10 of 12 people found the following review helpful
5.0 out of 5 stars A brilliant collection of articles 29 Oct. 2004
By Jill Malter - Published on Amazon.com
Format: Paperback
This book deals with hatred of Israel and many of the reactions to it. It consists of about 50 separate essays. One of the inspirations for the book was Philip Roth's novel, "Operation Shylock," and the relevant excerpt from this book is included as one of the essays. That essay explains the threat of Israel becoming a sort of extermination camp for Jews, with nuclear weapons rather than Zyklon B being the relevant weapon.

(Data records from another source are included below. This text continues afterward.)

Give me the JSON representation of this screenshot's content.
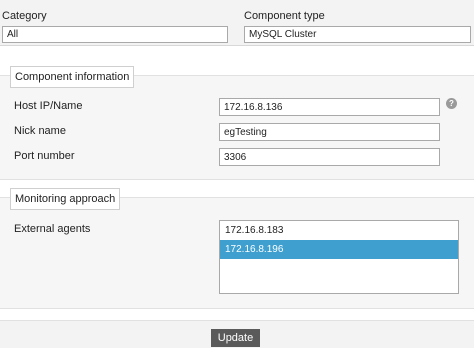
{
  "header": {
    "category_label": "Category",
    "category_value": "All",
    "component_type_label": "Component type",
    "component_type_value": "MySQL Cluster"
  },
  "component_info": {
    "legend": "Component information",
    "host_label": "Host IP/Name",
    "host_value": "172.16.8.136",
    "help_icon": "question-circle",
    "nick_label": "Nick name",
    "nick_value": "egTesting",
    "port_label": "Port number",
    "port_value": "3306"
  },
  "monitoring": {
    "legend": "Monitoring approach",
    "agents_label": "External agents",
    "agents": [
      "172.16.8.183",
      "172.16.8.196"
    ],
    "selected_agent": "172.16.8.196"
  },
  "footer": {
    "update_label": "Update"
  },
  "colors": {
    "selected_bg": "#3fa0d0",
    "button_bg": "#5a5a5a"
  }
}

The book, which begins with an excellent introduction by Ron Rosenbaum, is a superb collection of ideas and thoughts. One of the essays that impressed me the most was by Tom Gross, describing the ghastly reporting by the British media of the events in Jenin in April, 2002. Until I read this article, I just couldn't believe that the folks at the Guardian would abandon all journalistic standards just to hurt a few Jews by spouting some absurd lies about Israel. After all, no matter what they thought about Jews or Israel, these people were professionals who I thought were unlikely to wish to destroy the good reputation the Guardian had so carefully built up. Such destruction would cost them money! But this article showed me that they had indeed turned the Guardian into something far less valuable than it had been in the past (perhaps thinking that such an approach would appear more sensational and improve their sales).

I also especially enjoyed the articles by Paul Berman, Robert Wistrich, Gabriel Schoenfeld, Ruth Wisse, Melanie Phillips, Joshua Muravchik, Martin Peretz, Cynthia Ozick, Fiamma Nirenstein, and Bernard Lewis. And of course, I had to read the essay by Daniel Gordis that started "Dear Jill." No, it wasn't to me, it was to Jill Jacobs. But it was a scary look into the politics of a graduating rabbinical student.

There are articles by various opponents of Zionism, including Tariq Ramadan, Edward Said, and Judith Butler. I think it was a good idea to allow the reader to see a little of how they view the world.

I certainly recommend this book.
Were these reviews helpful? Let us know